Abstract:OpenMP is the defacto directive-based parallel programming API to program applications on shared memory and accelerator architectures. It can be used to program types of parallelism including loop worksharing, tasking, offloading, fine-grain SIMD, SPMD, etc. In this session, we will introduce the basic OpenMP program structure, the major components, how threads are created and used to share work in the parallel regions. We will cover the basics of OpenMP data environment and memory model, and concepts in optimizing data locality and thread affinity.
We will also discuss the following topics in more details: Parallelizing regular loops with workshare directives as it is one of the most important usage patterns in OpenMP. We will also cover OpenMP tasks to parallelize irregular computations, the SIMD directive to aid compiler vectorization for loops and the target construct used for offloading computational intensive kernels to accelerators.
Slides and Materials
Abstract:The Message Passing Interface (MPI) has been the de facto standard for parallel programming for nearly two decades now, and knowledge of MPI is considered a pre-requisite for most people aiming for a career in parallel programming. This is a beginner-level tutorial aimed at introducing parallel programming with MPI. This tutorial will provide an overview of MPI, its offered features, current implementations of MPI, and its suitability for parallel computing environments.
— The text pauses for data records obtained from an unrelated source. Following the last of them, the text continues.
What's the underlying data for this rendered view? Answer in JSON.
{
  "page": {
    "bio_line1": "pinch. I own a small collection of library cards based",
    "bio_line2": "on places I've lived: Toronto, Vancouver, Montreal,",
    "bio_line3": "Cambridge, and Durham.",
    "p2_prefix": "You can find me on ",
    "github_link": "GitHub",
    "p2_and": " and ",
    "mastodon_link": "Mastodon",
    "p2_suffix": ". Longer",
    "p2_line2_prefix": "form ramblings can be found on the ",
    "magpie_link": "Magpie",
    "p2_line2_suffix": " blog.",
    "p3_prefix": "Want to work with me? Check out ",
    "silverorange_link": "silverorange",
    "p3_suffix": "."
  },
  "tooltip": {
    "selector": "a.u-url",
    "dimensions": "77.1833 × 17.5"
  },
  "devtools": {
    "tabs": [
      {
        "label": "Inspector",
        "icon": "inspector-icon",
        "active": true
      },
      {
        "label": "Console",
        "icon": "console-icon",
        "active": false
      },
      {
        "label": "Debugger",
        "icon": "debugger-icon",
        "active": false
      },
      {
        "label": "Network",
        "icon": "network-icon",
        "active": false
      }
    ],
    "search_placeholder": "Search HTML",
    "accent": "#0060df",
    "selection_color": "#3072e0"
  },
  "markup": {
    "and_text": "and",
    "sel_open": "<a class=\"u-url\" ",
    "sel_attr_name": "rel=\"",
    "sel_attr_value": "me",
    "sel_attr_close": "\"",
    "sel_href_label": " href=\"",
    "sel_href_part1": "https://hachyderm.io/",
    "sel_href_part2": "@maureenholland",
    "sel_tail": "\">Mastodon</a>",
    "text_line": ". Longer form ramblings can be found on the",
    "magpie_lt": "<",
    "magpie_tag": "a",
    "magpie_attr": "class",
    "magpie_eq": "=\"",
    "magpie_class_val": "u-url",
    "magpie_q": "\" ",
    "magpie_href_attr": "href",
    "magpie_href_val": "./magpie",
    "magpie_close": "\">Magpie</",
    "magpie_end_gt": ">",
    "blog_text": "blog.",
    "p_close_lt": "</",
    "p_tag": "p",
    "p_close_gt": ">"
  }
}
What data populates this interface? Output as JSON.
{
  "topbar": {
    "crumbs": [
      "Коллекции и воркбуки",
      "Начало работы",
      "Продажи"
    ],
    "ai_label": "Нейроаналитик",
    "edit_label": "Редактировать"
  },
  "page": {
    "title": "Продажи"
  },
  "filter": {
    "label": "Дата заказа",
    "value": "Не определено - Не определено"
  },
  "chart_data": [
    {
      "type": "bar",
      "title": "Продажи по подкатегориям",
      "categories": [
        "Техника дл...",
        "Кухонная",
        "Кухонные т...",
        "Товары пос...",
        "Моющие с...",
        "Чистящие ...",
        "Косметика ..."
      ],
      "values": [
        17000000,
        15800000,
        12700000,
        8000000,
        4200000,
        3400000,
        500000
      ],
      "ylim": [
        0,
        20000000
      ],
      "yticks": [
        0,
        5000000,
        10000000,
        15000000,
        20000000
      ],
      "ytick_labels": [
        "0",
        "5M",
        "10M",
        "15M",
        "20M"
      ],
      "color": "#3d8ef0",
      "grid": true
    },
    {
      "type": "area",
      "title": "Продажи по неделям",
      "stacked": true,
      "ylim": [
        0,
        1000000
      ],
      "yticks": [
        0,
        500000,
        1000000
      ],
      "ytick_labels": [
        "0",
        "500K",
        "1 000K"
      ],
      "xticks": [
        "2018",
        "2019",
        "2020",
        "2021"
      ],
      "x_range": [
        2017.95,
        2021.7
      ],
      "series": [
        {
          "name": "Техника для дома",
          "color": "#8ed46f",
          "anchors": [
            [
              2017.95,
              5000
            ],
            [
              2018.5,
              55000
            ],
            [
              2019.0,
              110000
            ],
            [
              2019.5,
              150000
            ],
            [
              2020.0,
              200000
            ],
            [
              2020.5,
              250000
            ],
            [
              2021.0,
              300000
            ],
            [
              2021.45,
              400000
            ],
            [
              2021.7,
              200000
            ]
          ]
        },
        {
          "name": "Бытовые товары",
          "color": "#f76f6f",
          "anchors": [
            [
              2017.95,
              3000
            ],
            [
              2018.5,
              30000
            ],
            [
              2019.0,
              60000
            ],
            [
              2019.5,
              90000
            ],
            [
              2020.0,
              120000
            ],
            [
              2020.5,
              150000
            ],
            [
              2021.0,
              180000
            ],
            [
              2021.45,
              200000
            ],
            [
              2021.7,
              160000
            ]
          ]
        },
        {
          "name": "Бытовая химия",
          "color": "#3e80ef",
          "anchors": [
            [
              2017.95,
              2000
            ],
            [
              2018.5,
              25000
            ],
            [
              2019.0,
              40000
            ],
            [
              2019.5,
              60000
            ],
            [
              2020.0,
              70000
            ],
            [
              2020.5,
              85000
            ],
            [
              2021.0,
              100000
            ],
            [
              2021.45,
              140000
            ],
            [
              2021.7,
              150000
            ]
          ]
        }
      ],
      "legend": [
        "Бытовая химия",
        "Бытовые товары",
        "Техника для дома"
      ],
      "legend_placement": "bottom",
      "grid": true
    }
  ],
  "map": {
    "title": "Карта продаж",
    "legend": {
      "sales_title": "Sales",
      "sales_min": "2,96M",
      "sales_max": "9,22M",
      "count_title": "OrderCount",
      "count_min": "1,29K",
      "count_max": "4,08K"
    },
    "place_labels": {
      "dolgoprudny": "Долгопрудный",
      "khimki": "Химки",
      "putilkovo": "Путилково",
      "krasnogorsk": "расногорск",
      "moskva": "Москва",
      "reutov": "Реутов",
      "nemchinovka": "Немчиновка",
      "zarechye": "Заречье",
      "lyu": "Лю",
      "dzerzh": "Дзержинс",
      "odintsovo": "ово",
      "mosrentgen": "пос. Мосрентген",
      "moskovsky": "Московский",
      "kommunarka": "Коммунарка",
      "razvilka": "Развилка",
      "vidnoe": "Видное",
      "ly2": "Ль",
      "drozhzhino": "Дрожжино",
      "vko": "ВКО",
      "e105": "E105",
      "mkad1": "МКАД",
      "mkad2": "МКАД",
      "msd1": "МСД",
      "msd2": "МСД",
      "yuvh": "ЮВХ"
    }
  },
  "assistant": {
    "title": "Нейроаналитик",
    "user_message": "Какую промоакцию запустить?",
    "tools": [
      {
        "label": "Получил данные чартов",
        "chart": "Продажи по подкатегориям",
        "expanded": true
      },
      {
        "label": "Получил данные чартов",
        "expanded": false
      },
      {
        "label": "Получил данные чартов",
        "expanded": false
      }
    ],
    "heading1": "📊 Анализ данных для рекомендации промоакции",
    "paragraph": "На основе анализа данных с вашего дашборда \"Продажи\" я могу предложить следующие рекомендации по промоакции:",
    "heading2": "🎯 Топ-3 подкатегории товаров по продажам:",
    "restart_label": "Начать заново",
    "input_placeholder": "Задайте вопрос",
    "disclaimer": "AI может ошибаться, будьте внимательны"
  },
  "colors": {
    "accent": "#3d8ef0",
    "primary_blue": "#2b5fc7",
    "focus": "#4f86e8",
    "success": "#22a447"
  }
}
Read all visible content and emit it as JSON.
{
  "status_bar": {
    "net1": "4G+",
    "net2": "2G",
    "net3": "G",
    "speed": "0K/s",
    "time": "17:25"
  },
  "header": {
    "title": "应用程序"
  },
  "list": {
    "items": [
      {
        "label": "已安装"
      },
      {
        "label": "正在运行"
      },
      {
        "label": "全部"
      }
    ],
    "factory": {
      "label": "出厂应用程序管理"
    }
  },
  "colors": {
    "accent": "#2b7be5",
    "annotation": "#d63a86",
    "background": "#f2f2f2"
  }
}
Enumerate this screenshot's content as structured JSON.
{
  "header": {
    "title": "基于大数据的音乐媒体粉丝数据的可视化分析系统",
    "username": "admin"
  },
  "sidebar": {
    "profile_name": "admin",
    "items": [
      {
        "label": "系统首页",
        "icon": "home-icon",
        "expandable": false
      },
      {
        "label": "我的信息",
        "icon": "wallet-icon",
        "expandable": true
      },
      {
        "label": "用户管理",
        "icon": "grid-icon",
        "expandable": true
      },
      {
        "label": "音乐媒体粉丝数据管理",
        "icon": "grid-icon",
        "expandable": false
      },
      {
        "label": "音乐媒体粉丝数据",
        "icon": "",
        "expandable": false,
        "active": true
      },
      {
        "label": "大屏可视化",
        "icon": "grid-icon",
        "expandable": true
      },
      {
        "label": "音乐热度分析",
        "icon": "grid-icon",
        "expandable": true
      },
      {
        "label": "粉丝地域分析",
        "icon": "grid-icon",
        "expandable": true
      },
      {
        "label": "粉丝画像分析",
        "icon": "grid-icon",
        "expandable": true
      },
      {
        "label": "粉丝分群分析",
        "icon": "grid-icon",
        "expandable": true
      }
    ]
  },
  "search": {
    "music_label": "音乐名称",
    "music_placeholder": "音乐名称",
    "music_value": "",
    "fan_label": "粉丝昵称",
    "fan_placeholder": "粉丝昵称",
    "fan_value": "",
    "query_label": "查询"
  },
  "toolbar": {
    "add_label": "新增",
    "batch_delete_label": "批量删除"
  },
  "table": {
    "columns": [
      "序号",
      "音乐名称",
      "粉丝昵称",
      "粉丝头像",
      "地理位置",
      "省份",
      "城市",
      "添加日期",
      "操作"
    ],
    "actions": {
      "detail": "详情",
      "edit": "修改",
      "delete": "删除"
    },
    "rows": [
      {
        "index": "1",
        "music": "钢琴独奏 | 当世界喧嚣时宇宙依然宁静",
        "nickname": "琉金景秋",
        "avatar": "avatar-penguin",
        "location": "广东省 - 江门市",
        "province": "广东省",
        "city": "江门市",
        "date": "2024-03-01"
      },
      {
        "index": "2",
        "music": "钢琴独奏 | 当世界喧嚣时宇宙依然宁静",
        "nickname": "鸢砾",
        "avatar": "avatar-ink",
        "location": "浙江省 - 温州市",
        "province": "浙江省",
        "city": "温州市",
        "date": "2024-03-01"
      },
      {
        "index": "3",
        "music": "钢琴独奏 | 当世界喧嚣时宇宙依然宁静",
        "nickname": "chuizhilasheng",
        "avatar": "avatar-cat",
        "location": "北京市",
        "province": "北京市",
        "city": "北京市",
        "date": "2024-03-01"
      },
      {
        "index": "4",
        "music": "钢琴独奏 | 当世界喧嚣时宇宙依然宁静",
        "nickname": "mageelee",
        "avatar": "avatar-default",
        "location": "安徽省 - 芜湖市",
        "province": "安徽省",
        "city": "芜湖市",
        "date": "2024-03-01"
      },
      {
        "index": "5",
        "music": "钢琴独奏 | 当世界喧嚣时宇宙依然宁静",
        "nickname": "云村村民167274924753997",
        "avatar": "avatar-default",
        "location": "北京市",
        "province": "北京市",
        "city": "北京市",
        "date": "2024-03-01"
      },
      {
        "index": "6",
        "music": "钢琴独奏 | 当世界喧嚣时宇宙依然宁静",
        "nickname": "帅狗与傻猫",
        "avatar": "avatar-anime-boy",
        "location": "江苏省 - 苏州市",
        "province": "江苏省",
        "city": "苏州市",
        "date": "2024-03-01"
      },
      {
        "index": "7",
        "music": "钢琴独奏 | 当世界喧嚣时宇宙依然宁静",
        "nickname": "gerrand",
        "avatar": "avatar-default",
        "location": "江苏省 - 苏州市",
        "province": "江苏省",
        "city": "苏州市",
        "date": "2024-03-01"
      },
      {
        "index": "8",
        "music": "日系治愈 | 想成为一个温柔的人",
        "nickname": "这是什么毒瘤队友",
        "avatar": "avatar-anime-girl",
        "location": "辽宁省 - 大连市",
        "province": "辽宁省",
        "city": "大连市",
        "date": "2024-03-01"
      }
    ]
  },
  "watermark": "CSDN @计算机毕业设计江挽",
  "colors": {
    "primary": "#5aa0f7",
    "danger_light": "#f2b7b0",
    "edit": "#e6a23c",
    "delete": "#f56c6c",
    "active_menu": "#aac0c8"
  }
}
Together with a brief overview of MPI and its features the tutorial will also discuss good programming practices and issues to watch out for in MPI programming. Finally, several application case studies, including examples in nuclear physics, combustion, and quantum chemistry applications, and how they use MPI, will be shown.
Tutorial Goals: MPI is widely recognized as the de facto standard for parallel programming. Even though knowledge of MPI is increasingly becoming a prerequisite for researchers and developers involved in parallel programming institutes, including universities, research labs, and the industry, very few institutes offer formal training in MPI. The goal of this tutorial is to educate users with basic programming knowledge in MPI and equip them to the capability to get started with MPI programming. Based on these emerging trends and the associated challenges, the goals of this tutorial are:
Making the attendees familiar with MPI programming and its associated benefits Providing an overview of available MPI implementations and the status of their capabilities with respect to the MPI standard Illustrating MPI usage models from various example application domains including nuclear physics, computational chemistry, and combustion.
Advanced topics may also be covered depending on the interests of the audience. The vast majority of production parallel scientific applications today use MPI and run successfully on the largest systems in the world. At the same time, the MPI standard itself is evolving to address the needs and challenges of future extreme-scale platforms as well as applications. This tutorial may also cover several advanced features of MPI, including new MPI-3 features, that can help users program modern systems effectively. Using code examples based on scenarios found in real applications, we will cover several topics including efficient ways of doing 2D and 3D stencil computation, derived datatypes, one-sided communication, hybrid (MPI + shared memory) programming, topologies and topology mapping, and neighborhood and nonblocking collectives. Attendees will leave the tutorial with an understanding of how to use these advanced features of MPI and guidelines on how they might perform on different platforms and architectures.